### YOUR GOAL
Each entry needs to be retyped exactly.

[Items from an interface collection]

........

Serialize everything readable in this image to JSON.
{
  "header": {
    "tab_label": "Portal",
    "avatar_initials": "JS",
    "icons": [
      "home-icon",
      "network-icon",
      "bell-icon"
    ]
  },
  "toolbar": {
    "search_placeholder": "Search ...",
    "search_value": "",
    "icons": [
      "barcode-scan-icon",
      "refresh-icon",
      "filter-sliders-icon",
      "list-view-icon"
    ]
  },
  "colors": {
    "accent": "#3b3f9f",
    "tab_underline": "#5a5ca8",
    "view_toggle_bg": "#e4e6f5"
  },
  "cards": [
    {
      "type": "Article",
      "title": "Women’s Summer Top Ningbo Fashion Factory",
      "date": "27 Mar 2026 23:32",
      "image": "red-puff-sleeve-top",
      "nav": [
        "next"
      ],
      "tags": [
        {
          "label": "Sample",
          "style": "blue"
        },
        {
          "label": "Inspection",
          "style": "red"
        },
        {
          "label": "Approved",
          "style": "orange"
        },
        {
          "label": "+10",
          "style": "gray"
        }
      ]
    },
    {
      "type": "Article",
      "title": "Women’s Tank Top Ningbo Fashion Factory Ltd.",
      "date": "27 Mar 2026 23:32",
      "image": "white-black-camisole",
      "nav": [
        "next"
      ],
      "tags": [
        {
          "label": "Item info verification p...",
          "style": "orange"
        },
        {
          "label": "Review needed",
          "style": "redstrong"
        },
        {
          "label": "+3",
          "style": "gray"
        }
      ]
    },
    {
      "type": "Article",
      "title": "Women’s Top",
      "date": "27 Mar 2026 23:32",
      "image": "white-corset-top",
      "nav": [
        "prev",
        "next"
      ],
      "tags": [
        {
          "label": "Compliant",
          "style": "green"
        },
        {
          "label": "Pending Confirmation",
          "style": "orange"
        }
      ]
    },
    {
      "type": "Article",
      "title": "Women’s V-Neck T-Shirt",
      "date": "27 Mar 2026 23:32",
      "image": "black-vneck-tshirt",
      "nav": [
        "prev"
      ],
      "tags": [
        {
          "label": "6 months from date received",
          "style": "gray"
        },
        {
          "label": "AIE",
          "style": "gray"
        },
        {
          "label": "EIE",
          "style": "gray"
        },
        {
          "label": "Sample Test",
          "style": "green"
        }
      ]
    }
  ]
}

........

### RESULT FOR THIS EXERCISE
Serialize everything readable in this image to JSON.
{
  "header": {
    "tab_label": "Portal",
    "avatar_initials": "JS",
    "icons": [
      "home-icon",
      "network-icon",
      "bell-icon"
    ]
  },
  "toolbar": {
    "search_placeholder": "Search ...",
    "search_value": "",
    "icons": [
      "barcode-scan-icon",
      "refresh-icon",
      "filter-sliders-icon",
      "list-view-icon"
    ]
  },
  "colors": {
    "accent": "#3b3f9f",
    "tab_underline": "#5a5ca8",
    "view_toggle_bg": "#e4e6f5"
  },
  "cards": [
    {
      "type": "Article",
      "title": "Women’s Summer Top Ningbo Fashion Factory",
      "date": "27 Mar 2026 23:32",
      "image": "red-puff-sleeve-top",
      "nav": [
        "next"
      ],
      "tags": [
        {
          "label": "Sample",
          "style": "blue"
        },
        {
          "label": "Inspection",
          "style": "red"
        },
        {
          "label": "Approved",
          "style": "orange"
        },
        {
          "label": "+10",
          "style": "gray"
        }
      ]
    },
    {
      "type": "Article",
      "title": "Women’s Tank Top Ningbo Fashion Factory Ltd.",
      "date": "27 Mar 2026 23:32",
      "image": "white-black-camisole",
      "nav": [
        "next"
      ],
      "tags": [
        {
          "label": "Item info verification p...",
          "style": "orange"
        },
        {
          "label": "Review needed",
          "style": "redstrong"
        },
        {
          "label": "+3",
          "style": "gray"
        }
      ]
    },
    {
      "type": "Article",
      "title": "Women’s Top",
      "date": "27 Mar 2026 23:32",
      "image": "white-corset-top",
      "nav": [
        "prev",
        "next"
      ],
      "tags": [
        {
          "label": "Compliant",
          "style": "green"
        },
        {
          "label": "Pending Confirmation",
          "style": "orange"
        }
      ]
    },
    {
      "type": "Article",
      "title": "Women’s V-Neck T-Shirt",
      "date": "27 Mar 2026 23:32",
      "image": "black-vneck-tshirt",
      "nav": [
        "prev"
      ],
      "tags": [
        {
          "label": "6 months from date received",
          "style": "gray"
        },
        {
          "label": "AIE",
          "style": "gray"
        },
        {
          "label": "EIE",
          "style": "gray"
        },
        {
          "label": "Sample Test",
          "style": "green"
        }
      ]
    }
  ]
}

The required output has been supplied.